It’s bizarre. It’s very hard to think of yourself not existing. It’s a difficult thing to imagine. I have a hard time imagining it. There is in art the possibility of thinking that something of you will be left after you’re dead. But how important that is to me? I’m not really thinking about that too much, because, first of all, it’s a very mysterious and uncontrollable how your work will last and how it will be viewed. You know Shakespeare went though some periods where he was considered not very good and important and now he’s Shakespeare. So who knows, it depends which era you’re in if Shakespeare is the greatest writer who ever lived, or some minor character, so its not something I can factor into my work or my life at all.

Getting back to the Freudianism you spoke of earlier, to what extent are the Freudian overtones in the film supposed to be causal?

For example we were saying to the real kid, Bradley, he’s an English boy of 10, “Here’s a scene where a woman’s going to bare her breast to you. And the way it’s cut I could do it without you being on the set.” So I asked his mother and she said, “Bradley’s main concern is that he won’t laugh.” So rather than traumatize him, he’s a normal English kid and he’s quite cool with that, he thought it was silly and funny not something traumatic or that triggered off strange sexual traumas. So you have a model of what would probably happen in the real world. So I think you would come to the conclusion that the kid [in the film] was somehow damaged neurologically, genetically, rather then it being environmental or social or cultural.

Is the ending of this movie hopeful? Or is that an irrelevant question insofar as the film is not concerned with “healing”?

It’s not irrelevant if you care for Spider, have some empathy or sympathy for him, but its not meant to be a social criticism. It could have been. For Patrick McGraw, who wrote the book and the screenplay, he was very aware, because his father was a psychiatrist and he worked for a while in the psychiatric services. It was a scandal what was happening in England after the war because they dismantled the health services and the fact that people were being forced to leave the asylums before they could really function in society. And that’s there, in the background, and can have resonance, but most people wouldn’t notice. It’s a study of the human condition as far as I’m concerned, not the study of a social condition or a disease.
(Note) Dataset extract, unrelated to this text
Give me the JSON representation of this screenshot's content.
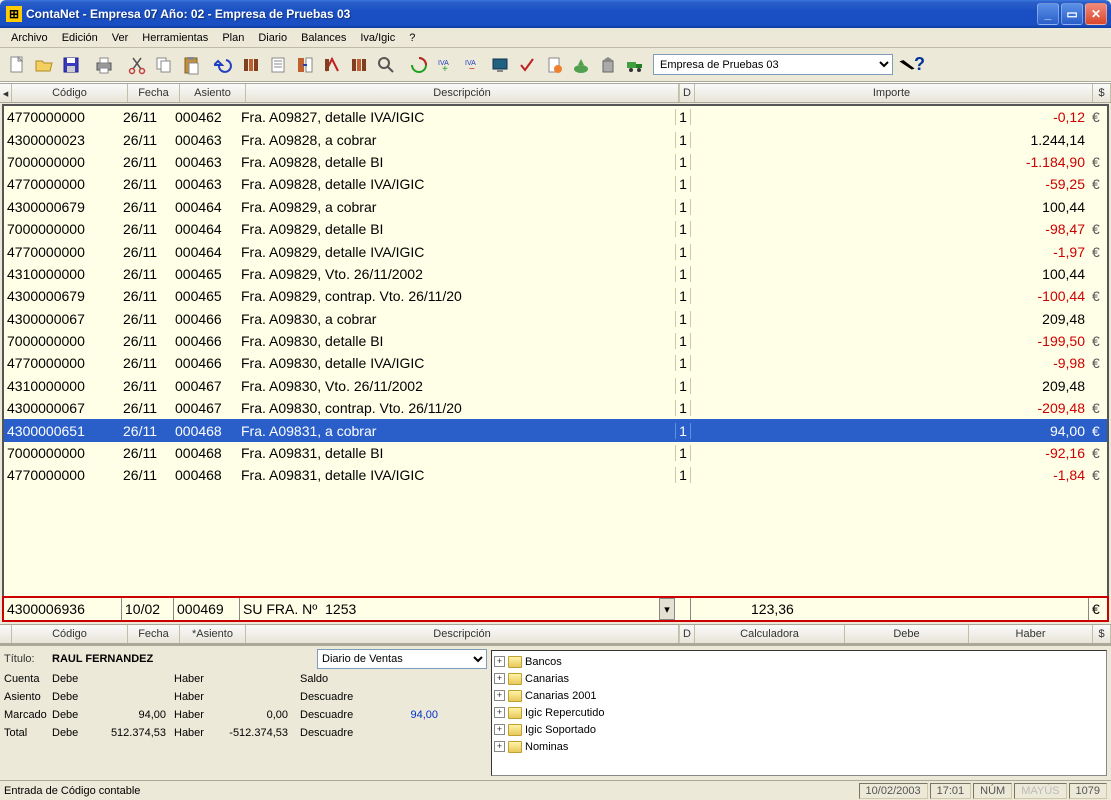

Do you think that the first time Spider is having these memories/revelations is in the film, or is this a familiar repetition?

This is what I think, though now the movie has a life of its own, so what I think is not that important anymore. It’s probably not the end of the story. But what has happened is that at least Spider has realized that his memories are not the truth, they are not a truth, they are something he has structured to allow himself to live and now that’s come apart and he realizes that something else is going on. But that’s about as far as you can go. It’s really about the creation of reality, we all have alternate realities, and they overlap but they’re not the same. I think if we were in each other’s head we’d be shocked, absolutely shocked. Think about your dog. You’ve got a connection to your dog. You inhabit the same space, but if you were in the dog’s head everything would be different. Your sense of smell, color, no color, no language, it’s a different world, yet the dog has its own reality, but it’s not yours, it really isn’t. There’s no absolute reality.